HEALTH chiefs are in talks with funeral directors to ensure cremations and burials can keep pace with demand in the event of “significant excess deaths” this winter.
Board papers from NHS Lanarkshire also note that additional mortuary capacity created to help manage the Covid pandemic could be called upon to cope with a potential surge in mortality over the coming months.
The documents state: “The resilience planning officers of North and South Lanarkshire are working alongside local undertakers to ensure there is sufficient ‘pace’ of funeral services – both burials and cremations – to support the eventuality of a significant excess of deaths over the winter period.
“Additional mortuary capacity identified for Covid is still in place and will continue to be available over the winter period.”

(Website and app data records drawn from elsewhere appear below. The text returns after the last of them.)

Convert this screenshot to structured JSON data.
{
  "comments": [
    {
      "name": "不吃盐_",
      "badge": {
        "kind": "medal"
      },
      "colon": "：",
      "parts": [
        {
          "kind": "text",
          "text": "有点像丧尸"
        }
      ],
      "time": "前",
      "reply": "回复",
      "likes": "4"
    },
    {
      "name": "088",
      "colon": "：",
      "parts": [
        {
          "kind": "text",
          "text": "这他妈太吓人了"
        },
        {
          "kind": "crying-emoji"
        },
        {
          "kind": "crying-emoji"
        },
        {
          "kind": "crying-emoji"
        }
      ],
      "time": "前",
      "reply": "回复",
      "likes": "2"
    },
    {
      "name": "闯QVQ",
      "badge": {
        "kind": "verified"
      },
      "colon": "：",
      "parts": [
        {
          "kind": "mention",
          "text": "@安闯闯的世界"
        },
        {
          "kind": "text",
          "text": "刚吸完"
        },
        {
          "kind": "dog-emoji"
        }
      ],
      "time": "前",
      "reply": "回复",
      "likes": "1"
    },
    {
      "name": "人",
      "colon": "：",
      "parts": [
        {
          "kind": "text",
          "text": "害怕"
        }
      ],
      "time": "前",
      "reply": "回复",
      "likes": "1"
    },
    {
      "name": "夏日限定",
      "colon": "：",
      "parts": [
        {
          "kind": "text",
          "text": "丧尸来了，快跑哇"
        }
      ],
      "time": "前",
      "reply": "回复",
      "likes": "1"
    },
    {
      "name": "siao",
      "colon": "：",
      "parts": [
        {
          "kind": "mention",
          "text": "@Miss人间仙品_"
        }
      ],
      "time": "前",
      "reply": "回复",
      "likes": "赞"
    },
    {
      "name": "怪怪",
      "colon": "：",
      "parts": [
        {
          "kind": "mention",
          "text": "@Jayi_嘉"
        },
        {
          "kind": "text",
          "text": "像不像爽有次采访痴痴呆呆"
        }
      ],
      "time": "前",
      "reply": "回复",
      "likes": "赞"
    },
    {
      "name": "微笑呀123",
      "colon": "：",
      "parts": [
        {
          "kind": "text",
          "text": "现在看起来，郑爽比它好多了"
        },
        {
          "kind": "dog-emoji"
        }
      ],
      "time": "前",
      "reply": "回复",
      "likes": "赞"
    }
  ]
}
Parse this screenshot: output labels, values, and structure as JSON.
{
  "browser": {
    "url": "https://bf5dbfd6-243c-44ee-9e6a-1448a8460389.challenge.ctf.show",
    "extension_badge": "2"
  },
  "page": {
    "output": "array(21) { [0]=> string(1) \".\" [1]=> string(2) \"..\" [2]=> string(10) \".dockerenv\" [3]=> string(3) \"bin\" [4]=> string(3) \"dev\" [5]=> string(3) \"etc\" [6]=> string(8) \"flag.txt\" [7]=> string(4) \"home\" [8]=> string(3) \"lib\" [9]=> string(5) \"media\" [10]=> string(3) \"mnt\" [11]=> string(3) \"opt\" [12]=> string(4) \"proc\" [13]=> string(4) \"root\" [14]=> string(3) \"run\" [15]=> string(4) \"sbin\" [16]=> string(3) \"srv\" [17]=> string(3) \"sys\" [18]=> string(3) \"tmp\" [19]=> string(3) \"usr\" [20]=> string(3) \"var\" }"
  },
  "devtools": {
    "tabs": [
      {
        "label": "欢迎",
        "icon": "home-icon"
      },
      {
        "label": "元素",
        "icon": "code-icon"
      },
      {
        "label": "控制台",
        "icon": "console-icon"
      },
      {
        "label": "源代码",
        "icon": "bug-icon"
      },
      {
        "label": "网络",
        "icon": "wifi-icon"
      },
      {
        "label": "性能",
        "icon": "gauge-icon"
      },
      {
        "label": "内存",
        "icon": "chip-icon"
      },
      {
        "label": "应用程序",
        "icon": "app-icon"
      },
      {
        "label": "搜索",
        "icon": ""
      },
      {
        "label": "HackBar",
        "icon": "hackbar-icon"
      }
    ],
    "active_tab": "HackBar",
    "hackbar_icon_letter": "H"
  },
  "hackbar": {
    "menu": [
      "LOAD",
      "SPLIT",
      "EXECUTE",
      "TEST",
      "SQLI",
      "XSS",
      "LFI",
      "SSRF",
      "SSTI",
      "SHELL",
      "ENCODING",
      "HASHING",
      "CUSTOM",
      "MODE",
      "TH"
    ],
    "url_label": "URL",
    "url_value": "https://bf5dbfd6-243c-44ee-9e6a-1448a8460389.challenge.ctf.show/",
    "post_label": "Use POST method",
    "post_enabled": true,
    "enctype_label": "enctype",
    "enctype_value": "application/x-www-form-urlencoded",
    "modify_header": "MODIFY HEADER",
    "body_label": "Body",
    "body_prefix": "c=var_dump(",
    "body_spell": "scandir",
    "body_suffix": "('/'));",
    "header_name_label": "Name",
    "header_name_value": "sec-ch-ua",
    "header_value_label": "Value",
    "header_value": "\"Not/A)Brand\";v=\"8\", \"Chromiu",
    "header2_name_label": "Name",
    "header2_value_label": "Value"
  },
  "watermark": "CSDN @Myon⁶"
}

A spokesman for the health board insisted that this was a routine part of winter resilience planning undertaken every year, but it comes amid fears that a resurgence of flu and Covid on top of the cost-of-living crisis could wreak havoc on an already buckling NHS.
During the past six months alone, from mid-April to mid-October, the number of people dying in Scotland has been running 10 per cent above average for the time of year.
Of the 2,828 excess deaths recorded, non-Covid illnesses such as heart attacks, strokes or dementia are responsible for more than half.
Flu rates are currently low but roughly twice what they would normally be for the time of year, with public health experts anticipating a much earlier surge in the virus following two successive winters where it virtually disappeared.
Charities and researchers have also warned that the soaring costs of food and fuel could drive up mortality as vulnerable people cut back on meals and heating to save money.
Soumen Sengupta, director of health and social care for South Lanarkshire, said: “Every winter brings pressures on our health services with an increase in norovirus, colds and flu and other winter illnesses.
“This year may be even more challenging having to deal with any potential increase in the number of Covid-19 cases.
“The Lanarkshire approach to winter planning involves all parts of our health and social care system including GP surgeries, the primary care out of hours service, pharmacies, social care and acute hospitals.
“Each year, NHS Lanarkshire works with partner organisations including the Scottish Ambulance Service, NHS 24 and North and South Lanarkshire Councils to ensure all eventualities are planned for.
“As is the case every year, we are working closely with our local authorities to make sure there is sufficient mortuary and funeral provision in the event of unexpected increased deaths.”
It comes as a report revealed that last year saw Scotland record its third highest winter death toll since the century began.
Between December 2021 and the end of March this year, there were 22,055 deaths from all causes.
This was down from 23,370 during the first winter with Covid in 2020/21, and 23,153 in 2017/18 – an exceptionally high flu season.
Otherwise, last winter saw the highest mortality since 1999/2000 – when 23,379 deaths were registered.
The report, by National Records of Scotland, notes that excess winter mortality last year was comparatively low, but only due to “unusually high” numbers of deaths from August to November 2021.
Excess mortality in winter is calculated by comparing the total number of deaths from December to March against the average for the four months before and after winter.
In 2021/22, there were 1,320 excess winter deaths compared to an average of around 2,600 for the past decade.
However, this was skewed by the 21,679 deaths registered in August to November 2021 – the highest number recorded during any autumn period since counting began in 1951/52.
NRS said these were “partly attributed to Covid-19”.
However, it also overlapped with the period where A&E performance began to steeply deteriorate – a problem closely associated with excess deaths.
The most common causes of the 1,320 excess winter deaths last year were dementia and Alzheimer’s disease, followed by cerebrovascular disease – such as brain haemorrhages.
Covid was the underlying cause of 60 of the 1,320 additional deaths, compared to 80 caused by pneumonia and 50 due to accidental falls.
Julie Ramsay, Head of Vital Events Statistics at NRS, said: “The seasonal increase in mortality can change substantially from winter to winter, but the long-term trend has clearly been downward.
“In the 1950s and 60s there was an average seasonal increase of over 5,200 deaths in winter.”
In recent weeks, the prevalence of Covid appears to have ticked upwards again in Scotland with an estimated one in 35 infected by the first week in October.
Professor Christina Pagel, a healthcare mathematician, said the current wave appears to be driven by waning immunity and increased mixing indoors, but that several newer Omicron sub-variants – BQ.1, BQ1.1, and BF.7 – made up 17% of sequenced cases in the UK by early October.
She said: “At some point they will become dominant and likely drive a modest wave, but we’re seeing these more immune-evasive variants hitting a more immune population as we’re boosting, so it’s not really clear how those two things are going to play off against each other.”
To date, 74% of over-65s and 85% of elderly care home residents in Scotland have received their winter Covid booster, though this dips to just 20% for social care workers.
Uptake of the flu vaccine is also high among older adults – at 70% for over-65s and 85% for elderly care home residents – but is just 13% so far among clinically vulnerable under-65s.